“The role of supporters is not to shame children or embarrass them but rather to rally round the children, giving them the message ‘We all care about you, believe in you, and are going to help you.’” – Eli Lebowitz & Haim Ober, Treating Childhood and Adolescent Anxiety
Make a list of people in your family and community who might be able to help you. You are looking for people who have high levels of compassion and a good relationship with your child. Possible options include grandparents, uncles, aunts, friends and family, sports coaches, teachers, school psychologists, guidance counselors, your child’s eating disorder treatment team, and others.
Lebowitz suggests a list of 5-10 supporters, at least some of whom are in your physical community. Then reach out to them and explain the reason for your request.
Telling your child about supporters
Once you have contacted your supporters, tell your child what you have done. You can say something like “August, your violent behavior has been escalating, so we have decided to get some community support. We have contacted [list the names] and told them about what’s going on. They’re going to contact you in the next few days, and we will also tell them each time you get violent with us.”

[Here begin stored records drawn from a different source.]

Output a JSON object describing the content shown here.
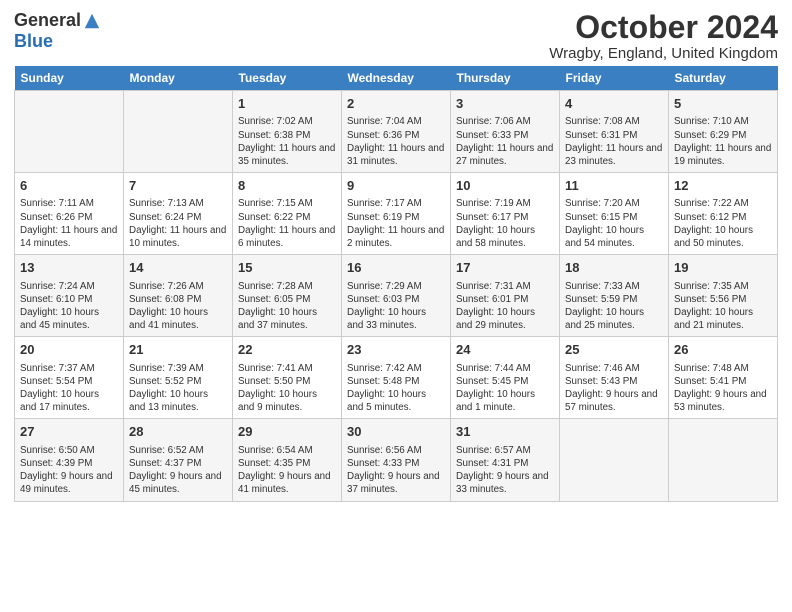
{
  "logo": {
    "general": "General",
    "blue": "Blue"
  },
  "title": "October 2024",
  "location": "Wragby, England, United Kingdom",
  "days_of_week": [
    "Sunday",
    "Monday",
    "Tuesday",
    "Wednesday",
    "Thursday",
    "Friday",
    "Saturday"
  ],
  "weeks": [
    [
      {
        "day": "",
        "sunrise": "",
        "sunset": "",
        "daylight": ""
      },
      {
        "day": "",
        "sunrise": "",
        "sunset": "",
        "daylight": ""
      },
      {
        "day": "1",
        "sunrise": "Sunrise: 7:02 AM",
        "sunset": "Sunset: 6:38 PM",
        "daylight": "Daylight: 11 hours and 35 minutes."
      },
      {
        "day": "2",
        "sunrise": "Sunrise: 7:04 AM",
        "sunset": "Sunset: 6:36 PM",
        "daylight": "Daylight: 11 hours and 31 minutes."
      },
      {
        "day": "3",
        "sunrise": "Sunrise: 7:06 AM",
        "sunset": "Sunset: 6:33 PM",
        "daylight": "Daylight: 11 hours and 27 minutes."
      },
      {
        "day": "4",
        "sunrise": "Sunrise: 7:08 AM",
        "sunset": "Sunset: 6:31 PM",
        "daylight": "Daylight: 11 hours and 23 minutes."
      },
      {
        "day": "5",
        "sunrise": "Sunrise: 7:10 AM",
        "sunset": "Sunset: 6:29 PM",
        "daylight": "Daylight: 11 hours and 19 minutes."
      }
    ],
    [
      {
        "day": "6",
        "sunrise": "Sunrise: 7:11 AM",
        "sunset": "Sunset: 6:26 PM",
        "daylight": "Daylight: 11 hours and 14 minutes."
      },
      {
        "day": "7",
        "sunrise": "Sunrise: 7:13 AM",
        "sunset": "Sunset: 6:24 PM",
        "daylight": "Daylight: 11 hours and 10 minutes."
      },
      {
        "day": "8",
        "sunrise": "Sunrise: 7:15 AM",
        "sunset": "Sunset: 6:22 PM",
        "daylight": "Daylight: 11 hours and 6 minutes."
      },
      {
        "day": "9",
        "sunrise": "Sunrise: 7:17 AM",
        "sunset": "Sunset: 6:19 PM",
        "daylight": "Daylight: 11 hours and 2 minutes."
      },
      {
        "day": "10",
        "sunrise": "Sunrise: 7:19 AM",
        "sunset": "Sunset: 6:17 PM",
        "daylight": "Daylight: 10 hours and 58 minutes."
      },
      {
        "day": "11",
        "sunrise": "Sunrise: 7:20 AM",
        "sunset": "Sunset: 6:15 PM",
        "daylight": "Daylight: 10 hours and 54 minutes."
      },
      {
        "day": "12",
        "sunrise": "Sunrise: 7:22 AM",
        "sunset": "Sunset: 6:12 PM",
        "daylight": "Daylight: 10 hours and 50 minutes."
      }
    ],
    [
      {
        "day": "13",
        "sunrise": "Sunrise: 7:24 AM",
        "sunset": "Sunset: 6:10 PM",
        "daylight": "Daylight: 10 hours and 45 minutes."
      },
      {
        "day": "14",
        "sunrise": "Sunrise: 7:26 AM",
        "sunset": "Sunset: 6:08 PM",
        "daylight": "Daylight: 10 hours and 41 minutes."
      },
      {
        "day": "15",
        "sunrise": "Sunrise: 7:28 AM",
        "sunset": "Sunset: 6:05 PM",
        "daylight": "Daylight: 10 hours and 37 minutes."
      },
      {
        "day": "16",
        "sunrise": "Sunrise: 7:29 AM",
        "sunset": "Sunset: 6:03 PM",
        "daylight": "Daylight: 10 hours and 33 minutes."
      },
      {
        "day": "17",
        "sunrise": "Sunrise: 7:31 AM",
        "sunset": "Sunset: 6:01 PM",
        "daylight": "Daylight: 10 hours and 29 minutes."
      },
      {
        "day": "18",
        "sunrise": "Sunrise: 7:33 AM",
        "sunset": "Sunset: 5:59 PM",
        "daylight": "Daylight: 10 hours and 25 minutes."
      },
      {
        "day": "19",
        "sunrise": "Sunrise: 7:35 AM",
        "sunset": "Sunset: 5:56 PM",
        "daylight": "Daylight: 10 hours and 21 minutes."
      }
    ],
    [
      {
        "day": "20",
        "sunrise": "Sunrise: 7:37 AM",
        "sunset": "Sunset: 5:54 PM",
        "daylight": "Daylight: 10 hours and 17 minutes."
      },
      {
        "day": "21",
        "sunrise": "Sunrise: 7:39 AM",
        "sunset": "Sunset: 5:52 PM",
        "daylight": "Daylight: 10 hours and 13 minutes."
      },
      {
        "day": "22",
        "sunrise": "Sunrise: 7:41 AM",
        "sunset": "Sunset: 5:50 PM",
        "daylight": "Daylight: 10 hours and 9 minutes."
      },
      {
        "day": "23",
        "sunrise": "Sunrise: 7:42 AM",
        "sunset": "Sunset: 5:48 PM",
        "daylight": "Daylight: 10 hours and 5 minutes."
      },
      {
        "day": "24",
        "sunrise": "Sunrise: 7:44 AM",
        "sunset": "Sunset: 5:45 PM",
        "daylight": "Daylight: 10 hours and 1 minute."
      },
      {
        "day": "25",
        "sunrise": "Sunrise: 7:46 AM",
        "sunset": "Sunset: 5:43 PM",
        "daylight": "Daylight: 9 hours and 57 minutes."
      },
      {
        "day": "26",
        "sunrise": "Sunrise: 7:48 AM",
        "sunset": "Sunset: 5:41 PM",
        "daylight": "Daylight: 9 hours and 53 minutes."
      }
    ],
    [
      {
        "day": "27",
        "sunrise": "Sunrise: 6:50 AM",
        "sunset": "Sunset: 4:39 PM",
        "daylight": "Daylight: 9 hours and 49 minutes."
      },
      {
        "day": "28",
        "sunrise": "Sunrise: 6:52 AM",
        "sunset": "Sunset: 4:37 PM",
        "daylight": "Daylight: 9 hours and 45 minutes."
      },
      {
        "day": "29",
        "sunrise": "Sunrise: 6:54 AM",
        "sunset": "Sunset: 4:35 PM",
        "daylight": "Daylight: 9 hours and 41 minutes."
      },
      {
        "day": "30",
        "sunrise": "Sunrise: 6:56 AM",
        "sunset": "Sunset: 4:33 PM",
        "daylight": "Daylight: 9 hours and 37 minutes."
      },
      {
        "day": "31",
        "sunrise": "Sunrise: 6:57 AM",
        "sunset": "Sunset: 4:31 PM",
        "daylight": "Daylight: 9 hours and 33 minutes."
      },
      {
        "day": "",
        "sunrise": "",
        "sunset": "",
        "daylight": ""
      },
      {
        "day": "",
        "sunrise": "",
        "sunset": "",
        "daylight": ""
      }
    ]
  ]
}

Your child will not like that you have told outsiders about their violent behavior. Be unwavering in your belief that this is the best approach, as your next option is calling the police, which is really a last resort. Don’t debate why you did this, who you chose, or whether it’s a terrible idea. Stay firm in your conviction that this is the right thing to do.
“Any objection on the part of the child to this step should be met with a simple statement: ‘When you act in a violent way, we will not keep that a secret.’ Parents should adamantly avoid any further discussion of this point.” – Eli Lebowitz & Haim Ober, Treating Childhood and Adolescent Anxiety
When things get violent during eating disorder recovery
This article is designed to give you ideas about how to handle violent and aggressive behavior during eating disorder recovery. If your child is getting violent while they are in recovery from an eating disorder, then I encourage you to seek professional support for yourself as you navigate this difficult situation. You will likely need it, and you definitely deserve support. You will also be more effective if you have someone who can help you weather this storm. If you’d like some personal support and coaching with this issue, please contact me.
Ginny Jones is on a mission to empower parents to raise kids who are free from eating issues, body shame and eating disorders.
She’s the founder of More-Love.org and a Parent Coach who helps parents navigate disordered eating, eating disorder recovery, and other challenging emotional and behavioral issues.